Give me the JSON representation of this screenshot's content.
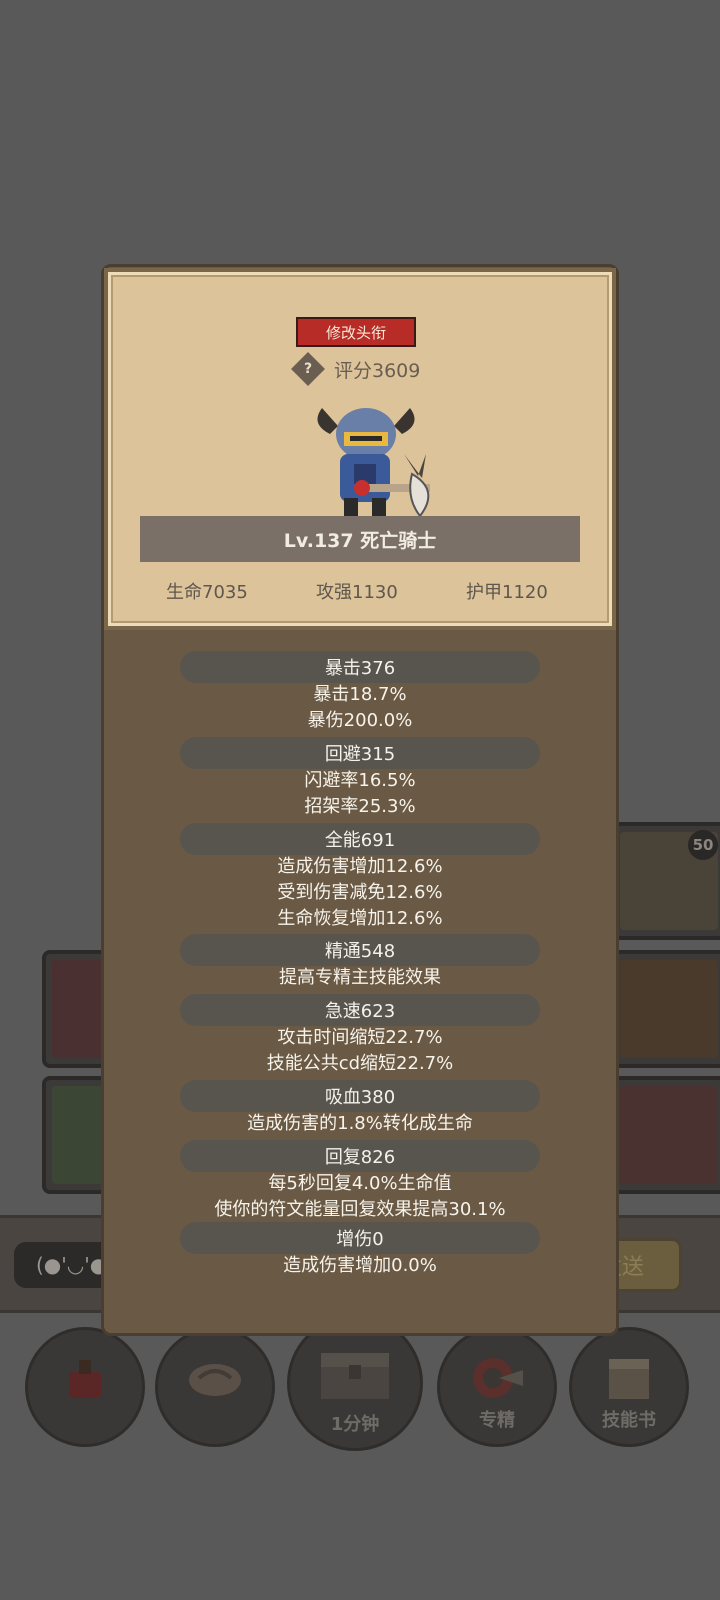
{
  "background": {
    "slots": [
      {
        "name": "skill-slot-top-right",
        "badge": "50"
      },
      {
        "name": "skill-slot-mid-left"
      },
      {
        "name": "skill-slot-mid-right"
      },
      {
        "name": "skill-slot-low-left"
      },
      {
        "name": "skill-slot-low-right"
      }
    ],
    "chat": {
      "emoticon": "(●'◡'●",
      "send_label": "发送"
    },
    "nav": {
      "buttons": [
        {
          "name": "potion-nav-button",
          "label": "",
          "icon": "potion-icon"
        },
        {
          "name": "bread-nav-button",
          "label": "",
          "icon": "bread-icon"
        },
        {
          "name": "chest-nav-button",
          "label": "1分钟",
          "icon": "chest-icon",
          "dot": "!"
        },
        {
          "name": "specialization-nav-button",
          "label": "专精",
          "icon": "target-icon"
        },
        {
          "name": "skillbook-nav-button",
          "label": "技能书",
          "icon": "book-icon"
        }
      ]
    }
  },
  "profile": {
    "title_button": "修改头衔",
    "score": "评分3609",
    "level_name": "Lv.137 死亡骑士",
    "core_stats": [
      "生命7035",
      "攻强1130",
      "护甲1120"
    ]
  },
  "stat_groups": [
    {
      "header": "暴击376",
      "lines": [
        "暴击18.7%",
        "暴伤200.0%"
      ]
    },
    {
      "header": "回避315",
      "lines": [
        "闪避率16.5%",
        "招架率25.3%"
      ]
    },
    {
      "header": "全能691",
      "lines": [
        "造成伤害增加12.6%",
        "受到伤害减免12.6%",
        "生命恢复增加12.6%"
      ]
    },
    {
      "header": "精通548",
      "lines": [
        "提高专精主技能效果"
      ]
    },
    {
      "header": "急速623",
      "lines": [
        "攻击时间缩短22.7%",
        "技能公共cd缩短22.7%"
      ]
    },
    {
      "header": "吸血380",
      "lines": [
        "造成伤害的1.8%转化成生命"
      ]
    },
    {
      "header": "回复826",
      "lines": [
        "每5秒回复4.0%生命值",
        "使你的符文能量回复效果提高30.1%"
      ]
    },
    {
      "header": "增伤0",
      "lines": [
        "造成伤害增加0.0%"
      ]
    }
  ],
  "colors": {
    "accent_red": "#b82c27",
    "parchment": "#dcc39a",
    "panel_brown": "#6a5a45"
  }
}
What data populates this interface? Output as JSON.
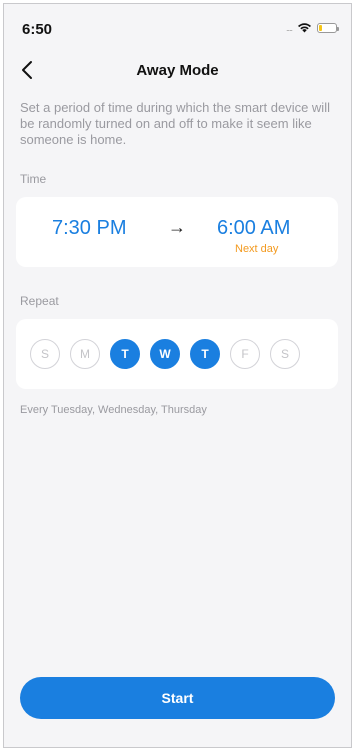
{
  "status_bar": {
    "time": "6:50",
    "signal": "....",
    "battery_level_pct": 15,
    "battery_color": "#f5c518"
  },
  "nav": {
    "title": "Away Mode",
    "back_icon": "chevron-left-icon"
  },
  "description": "Set a period of time during which the smart device will be randomly turned on and off to make it seem like someone is home.",
  "time_section": {
    "label": "Time",
    "start": "7:30 PM",
    "arrow": "→",
    "end": "6:00 AM",
    "end_note": "Next day"
  },
  "repeat_section": {
    "label": "Repeat",
    "days": [
      {
        "letter": "S",
        "selected": false
      },
      {
        "letter": "M",
        "selected": false
      },
      {
        "letter": "T",
        "selected": true
      },
      {
        "letter": "W",
        "selected": true
      },
      {
        "letter": "T",
        "selected": true
      },
      {
        "letter": "F",
        "selected": false
      },
      {
        "letter": "S",
        "selected": false
      }
    ],
    "summary": "Every Tuesday, Wednesday, Thursday"
  },
  "start_button": {
    "label": "Start"
  },
  "colors": {
    "accent": "#1a7fe0",
    "note": "#f39a1f",
    "muted": "#9a9aa0",
    "background": "#f5f5f7"
  }
}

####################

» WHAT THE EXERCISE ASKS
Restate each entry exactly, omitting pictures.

» RESPONSE TO THIS TASK
Give me the JSON representation of this screenshot's content.
{
  "background": {
    "slots": [
      {
        "name": "skill-slot-top-right",
        "badge": "50"
      },
      {
        "name": "skill-slot-mid-left"
      },
      {
        "name": "skill-slot-mid-right"
      },
      {
        "name": "skill-slot-low-left"
      },
      {
        "name": "skill-slot-low-right"
      }
    ],
    "chat": {
      "emoticon": "(●'◡'●",
      "send_label": "发送"
    },
    "nav": {
      "buttons": [
        {
          "name": "potion-nav-button",
          "label": "",
          "icon": "potion-icon"
        },
        {
          "name": "bread-nav-button",
          "label": "",
          "icon": "bread-icon"
        },
        {
          "name": "chest-nav-button",
          "label": "1分钟",
          "icon": "chest-icon",
          "dot": "!"
        },
        {
          "name": "specialization-nav-button",
          "label": "专精",
          "icon": "target-icon"
        },
        {
          "name": "skillbook-nav-button",
          "label": "技能书",
          "icon": "book-icon"
        }
      ]
    }
  },
  "profile": {
    "title_button": "修改头衔",
    "score": "评分3609",
    "level_name": "Lv.137 死亡骑士",
    "core_stats": [
      "生命7035",
      "攻强1130",
      "护甲1120"
    ]
  },
  "stat_groups": [
    {
      "header": "暴击376",
      "lines": [
        "暴击18.7%",
        "暴伤200.0%"
      ]
    },
    {
      "header": "回避315",
      "lines": [
        "闪避率16.5%",
        "招架率25.3%"
      ]
    },
    {
      "header": "全能691",
      "lines": [
        "造成伤害增加12.6%",
        "受到伤害减免12.6%",
        "生命恢复增加12.6%"
      ]
    },
    {
      "header": "精通548",
      "lines": [
        "提高专精主技能效果"
      ]
    },
    {
      "header": "急速623",
      "lines": [
        "攻击时间缩短22.7%",
        "技能公共cd缩短22.7%"
      ]
    },
    {
      "header": "吸血380",
      "lines": [
        "造成伤害的1.8%转化成生命"
      ]
    },
    {
      "header": "回复826",
      "lines": [
        "每5秒回复4.0%生命值",
        "使你的符文能量回复效果提高30.1%"
      ]
    },
    {
      "header": "增伤0",
      "lines": [
        "造成伤害增加0.0%"
      ]
    }
  ],
  "colors": {
    "accent_red": "#b82c27",
    "parchment": "#dcc39a",
    "panel_brown": "#6a5a45"
  }
}
What data populates this interface? Output as JSON.
{
  "status_bar": {
    "time": "6:50",
    "signal": "....",
    "battery_level_pct": 15,
    "battery_color": "#f5c518"
  },
  "nav": {
    "title": "Away Mode",
    "back_icon": "chevron-left-icon"
  },
  "description": "Set a period of time during which the smart device will be randomly turned on and off to make it seem like someone is home.",
  "time_section": {
    "label": "Time",
    "start": "7:30 PM",
    "arrow": "→",
    "end": "6:00 AM",
    "end_note": "Next day"
  },
  "repeat_section": {
    "label": "Repeat",
    "days": [
      {
        "letter": "S",
        "selected": false
      },
      {
        "letter": "M",
        "selected": false
      },
      {
        "letter": "T",
        "selected": true
      },
      {
        "letter": "W",
        "selected": true
      },
      {
        "letter": "T",
        "selected": true
      },
      {
        "letter": "F",
        "selected": false
      },
      {
        "letter": "S",
        "selected": false
      }
    ],
    "summary": "Every Tuesday, Wednesday, Thursday"
  },
  "start_button": {
    "label": "Start"
  },
  "colors": {
    "accent": "#1a7fe0",
    "note": "#f39a1f",
    "muted": "#9a9aa0",
    "background": "#f5f5f7"
  }
}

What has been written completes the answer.